The “Freedom Cities” concept builds on “sanctuary city” policies, under which local governments order their agencies to refuse direct cooperation with federal immigration enforcement. As New York’s adherence to broken windows–style policing illustrates, however, the promise of “sanctuary” might amount to little more than a well-intentioned gesture as long as aggressive, racially polarizing police practices remain in place. In light of the escalation of federal crackdowns even in supposedly “immigrant-friendly” cities, the Freedom Cities campaign seeks more than a mandate of non-cooperation with federal authorities. It aims to build a more just, inclusive society from the neighborhood level up, through mutual aid, community protection, and long-term cultural change.
Basma Eid, a trainer with Enlace, a partner of the Worker Center Federation, says the inspiration for the campaign emerged from “workers themselves, who had been meeting regularly, building their leadership . . . they were the ones who were like, ‘This is the vision that we have.’” Worker centers, she says, offer a platform for members to air “really strong and important voices that are often being left out of the conversation around resistance,” since grassroots labor struggles tend to get sidelined in public discussions about Trump’s assaults on civil rights.

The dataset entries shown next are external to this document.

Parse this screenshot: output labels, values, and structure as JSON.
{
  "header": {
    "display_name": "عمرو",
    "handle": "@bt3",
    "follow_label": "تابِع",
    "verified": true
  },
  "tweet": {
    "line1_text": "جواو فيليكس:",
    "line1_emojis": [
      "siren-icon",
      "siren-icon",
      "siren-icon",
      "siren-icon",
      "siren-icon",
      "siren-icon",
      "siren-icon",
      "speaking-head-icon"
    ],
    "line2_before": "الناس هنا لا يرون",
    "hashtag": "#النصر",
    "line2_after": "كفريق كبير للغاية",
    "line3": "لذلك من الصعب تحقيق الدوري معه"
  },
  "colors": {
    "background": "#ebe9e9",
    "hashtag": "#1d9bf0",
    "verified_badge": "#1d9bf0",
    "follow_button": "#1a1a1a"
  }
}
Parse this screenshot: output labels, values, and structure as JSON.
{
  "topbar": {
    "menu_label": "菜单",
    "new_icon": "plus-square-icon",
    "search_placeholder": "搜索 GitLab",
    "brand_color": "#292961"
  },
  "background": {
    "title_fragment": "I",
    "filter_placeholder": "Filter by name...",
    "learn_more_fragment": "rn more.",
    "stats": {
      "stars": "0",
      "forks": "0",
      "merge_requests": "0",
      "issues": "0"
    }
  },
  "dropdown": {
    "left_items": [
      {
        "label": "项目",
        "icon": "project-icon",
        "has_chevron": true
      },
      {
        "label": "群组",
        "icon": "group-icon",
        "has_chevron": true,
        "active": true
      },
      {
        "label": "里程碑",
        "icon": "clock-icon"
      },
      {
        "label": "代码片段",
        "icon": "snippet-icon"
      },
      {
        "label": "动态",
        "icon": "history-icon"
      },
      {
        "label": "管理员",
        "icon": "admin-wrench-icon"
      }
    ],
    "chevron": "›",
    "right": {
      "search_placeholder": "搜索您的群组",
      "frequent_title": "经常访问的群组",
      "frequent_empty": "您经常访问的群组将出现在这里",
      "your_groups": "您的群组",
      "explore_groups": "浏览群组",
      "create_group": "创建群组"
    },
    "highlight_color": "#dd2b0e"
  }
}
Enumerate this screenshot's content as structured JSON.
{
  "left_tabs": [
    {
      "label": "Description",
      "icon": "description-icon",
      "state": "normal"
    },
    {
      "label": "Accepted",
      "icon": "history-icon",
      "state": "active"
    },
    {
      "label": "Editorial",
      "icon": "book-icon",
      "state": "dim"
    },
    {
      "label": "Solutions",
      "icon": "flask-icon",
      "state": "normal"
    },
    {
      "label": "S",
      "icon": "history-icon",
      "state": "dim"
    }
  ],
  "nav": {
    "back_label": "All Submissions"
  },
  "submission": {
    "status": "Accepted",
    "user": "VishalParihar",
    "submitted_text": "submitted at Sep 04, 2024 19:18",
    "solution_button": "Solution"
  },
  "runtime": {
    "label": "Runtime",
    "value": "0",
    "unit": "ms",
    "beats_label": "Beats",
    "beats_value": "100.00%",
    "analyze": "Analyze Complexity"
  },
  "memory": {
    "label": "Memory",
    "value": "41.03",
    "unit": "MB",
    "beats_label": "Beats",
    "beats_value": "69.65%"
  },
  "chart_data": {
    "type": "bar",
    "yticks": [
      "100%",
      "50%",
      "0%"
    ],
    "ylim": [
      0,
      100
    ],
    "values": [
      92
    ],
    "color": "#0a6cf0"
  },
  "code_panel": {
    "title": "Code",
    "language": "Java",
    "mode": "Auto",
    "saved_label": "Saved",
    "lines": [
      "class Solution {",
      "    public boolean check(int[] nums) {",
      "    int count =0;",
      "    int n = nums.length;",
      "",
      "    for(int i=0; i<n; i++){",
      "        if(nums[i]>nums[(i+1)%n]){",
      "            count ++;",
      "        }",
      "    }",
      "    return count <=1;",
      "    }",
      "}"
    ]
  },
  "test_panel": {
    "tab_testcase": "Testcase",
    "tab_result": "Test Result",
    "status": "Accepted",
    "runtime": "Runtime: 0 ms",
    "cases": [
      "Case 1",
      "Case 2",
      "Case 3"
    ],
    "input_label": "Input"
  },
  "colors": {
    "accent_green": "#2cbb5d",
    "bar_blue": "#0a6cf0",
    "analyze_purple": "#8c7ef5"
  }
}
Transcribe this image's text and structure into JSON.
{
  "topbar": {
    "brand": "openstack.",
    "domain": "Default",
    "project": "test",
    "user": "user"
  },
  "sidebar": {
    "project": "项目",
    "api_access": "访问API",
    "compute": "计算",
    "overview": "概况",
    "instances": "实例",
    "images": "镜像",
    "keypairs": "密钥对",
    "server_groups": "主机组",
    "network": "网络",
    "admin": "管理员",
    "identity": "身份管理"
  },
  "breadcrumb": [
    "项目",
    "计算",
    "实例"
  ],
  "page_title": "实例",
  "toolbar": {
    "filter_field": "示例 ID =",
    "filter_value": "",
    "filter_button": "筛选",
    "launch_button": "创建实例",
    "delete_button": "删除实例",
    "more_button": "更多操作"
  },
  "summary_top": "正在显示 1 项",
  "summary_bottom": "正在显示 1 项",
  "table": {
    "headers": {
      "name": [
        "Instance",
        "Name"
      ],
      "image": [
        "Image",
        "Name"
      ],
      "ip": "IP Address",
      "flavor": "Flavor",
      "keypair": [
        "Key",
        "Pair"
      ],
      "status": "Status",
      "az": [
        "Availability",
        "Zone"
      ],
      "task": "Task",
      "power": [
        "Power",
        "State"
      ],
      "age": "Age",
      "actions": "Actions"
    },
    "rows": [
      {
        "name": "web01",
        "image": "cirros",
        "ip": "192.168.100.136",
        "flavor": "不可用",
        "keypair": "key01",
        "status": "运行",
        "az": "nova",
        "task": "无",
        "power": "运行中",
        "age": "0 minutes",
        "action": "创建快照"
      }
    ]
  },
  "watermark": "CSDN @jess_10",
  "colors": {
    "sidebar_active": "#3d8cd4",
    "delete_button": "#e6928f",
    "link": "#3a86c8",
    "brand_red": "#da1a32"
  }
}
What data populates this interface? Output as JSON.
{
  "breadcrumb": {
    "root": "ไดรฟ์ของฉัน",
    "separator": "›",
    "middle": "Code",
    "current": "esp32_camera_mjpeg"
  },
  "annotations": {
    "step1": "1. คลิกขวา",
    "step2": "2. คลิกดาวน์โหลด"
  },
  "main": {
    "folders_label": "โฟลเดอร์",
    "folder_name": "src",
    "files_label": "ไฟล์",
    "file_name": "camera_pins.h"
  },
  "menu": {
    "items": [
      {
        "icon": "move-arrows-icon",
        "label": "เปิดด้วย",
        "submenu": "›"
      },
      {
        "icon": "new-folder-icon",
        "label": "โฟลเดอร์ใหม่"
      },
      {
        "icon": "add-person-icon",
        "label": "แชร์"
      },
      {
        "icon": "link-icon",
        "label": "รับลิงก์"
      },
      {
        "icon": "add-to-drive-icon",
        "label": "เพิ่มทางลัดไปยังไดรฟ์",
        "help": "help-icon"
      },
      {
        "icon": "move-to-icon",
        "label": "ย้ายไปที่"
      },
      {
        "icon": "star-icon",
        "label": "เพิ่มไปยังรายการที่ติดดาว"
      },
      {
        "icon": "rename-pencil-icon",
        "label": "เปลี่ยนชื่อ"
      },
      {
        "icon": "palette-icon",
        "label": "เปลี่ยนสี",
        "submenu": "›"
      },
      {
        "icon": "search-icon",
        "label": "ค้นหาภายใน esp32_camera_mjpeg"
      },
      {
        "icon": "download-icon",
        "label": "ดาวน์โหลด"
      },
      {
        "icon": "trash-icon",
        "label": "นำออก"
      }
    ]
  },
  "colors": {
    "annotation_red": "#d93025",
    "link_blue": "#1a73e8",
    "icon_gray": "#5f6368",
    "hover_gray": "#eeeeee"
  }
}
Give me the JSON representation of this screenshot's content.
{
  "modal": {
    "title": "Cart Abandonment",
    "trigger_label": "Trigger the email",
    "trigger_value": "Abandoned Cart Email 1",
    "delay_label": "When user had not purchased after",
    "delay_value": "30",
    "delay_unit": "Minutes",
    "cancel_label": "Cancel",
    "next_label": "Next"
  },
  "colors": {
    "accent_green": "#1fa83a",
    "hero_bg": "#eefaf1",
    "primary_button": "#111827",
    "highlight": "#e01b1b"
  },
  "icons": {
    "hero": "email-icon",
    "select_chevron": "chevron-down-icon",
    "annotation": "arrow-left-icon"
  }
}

When both economic and social justice are under siege, whether in the face of an abusive boss or of the Oval Office, the key to community defense is to build from a place of strength, not fear. Organizing block by block, workplace by workplace, is the only way to secure immigrant communities and our democracy against the security state.
Michelle Chen is a contributing editor to Dissent and co-host of its Belabored podcast.
Correction: An earlier version of this piece named the head of the National Day Labor Organizing Network as Pablo Alvarez, rather than Pablo Alvarado. The text has been corrected above. We regret the error.